Chancellor Helmut Kohl once declared Germany a "non-immigration country." Today, Germany knows it needs migrants, and is in fact a top destination for immigrants. But integration policies can be improved, a study finds.
Germany is making slow but steady progress where integration policies are concerned, but there's still much left to be done, fresh data shows.
The Migrant Integration Policy Index (MIPEX) study compares how successfully immigrants are integrated in 38 industrial nations. The study uses almost 150 indicators to measure policies in all 28 EU member states, the US, Australia, Japan, Turkey and other industrialized nations. That, the Migration Policy Group (MPG) website explains, helps "to create a rich, multi-dimensional picture of migrants' opportunities to participate in society."
The authors of the new MIPEX study - the fourth since 2004 - commend Germany for making "slow but steady progress on providing equal rights and greater support."
Germany did better this time, reaching 61 out of a total of 100 points - three more than the last report in 2011 - and scoring well above the Western European average of 52 points.
Among its improvements was the passing of a law in 2012 making easier the process by which foreign professional qualifications are officially recognized.
In terms of job opportunities, Germany came in fourth along with Canada, which has a much longer history of migration. According to the report, 78 percent of immigrants in Germany have jobs.

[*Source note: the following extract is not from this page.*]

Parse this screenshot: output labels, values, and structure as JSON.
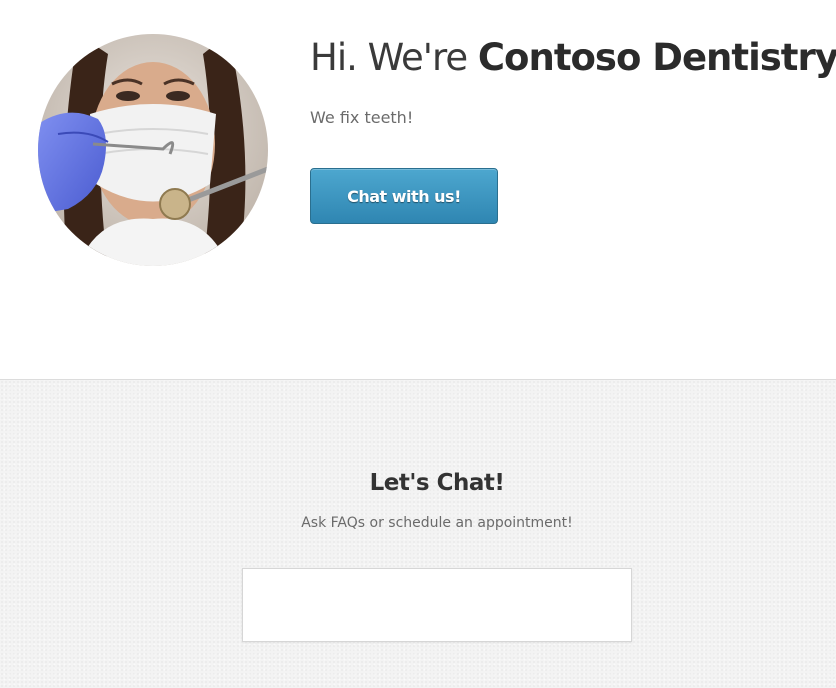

Labor market mobility
But Germany did less well concerning equality in the workplace. It is just as difficult for immigrants to take their employers to court over workplace discrimination as in the Czech Republic or Turkey, the study's authors say.
Citizenship laws get a mixed assessment in the study. The relative ease with which one can get citizenship in Germany is mentioned as a positive aspect - here, Germany ranked third - but the fact that immigrant children can only get a second nationality under certain conditions is seen as far too restrictive.
Germany is the only major industrialized nation that has not yet embraced dual nationality.
Germany is also criticized for restrictions placed on entire families moving to the country together. Again, laws are too restrictive, the study says, and give the term 'family' too narrow a definition. Health policies for migrants are also lacking, the study says: in this category, Germany ranks 22nd and therefore beneath the Western European average.
The MIPEX authors urge Germany to take a fundamentally different stance on how it develops immigration and integration strategies: "Integration policies must be a responsibility of ministries not mainly involved with security policies."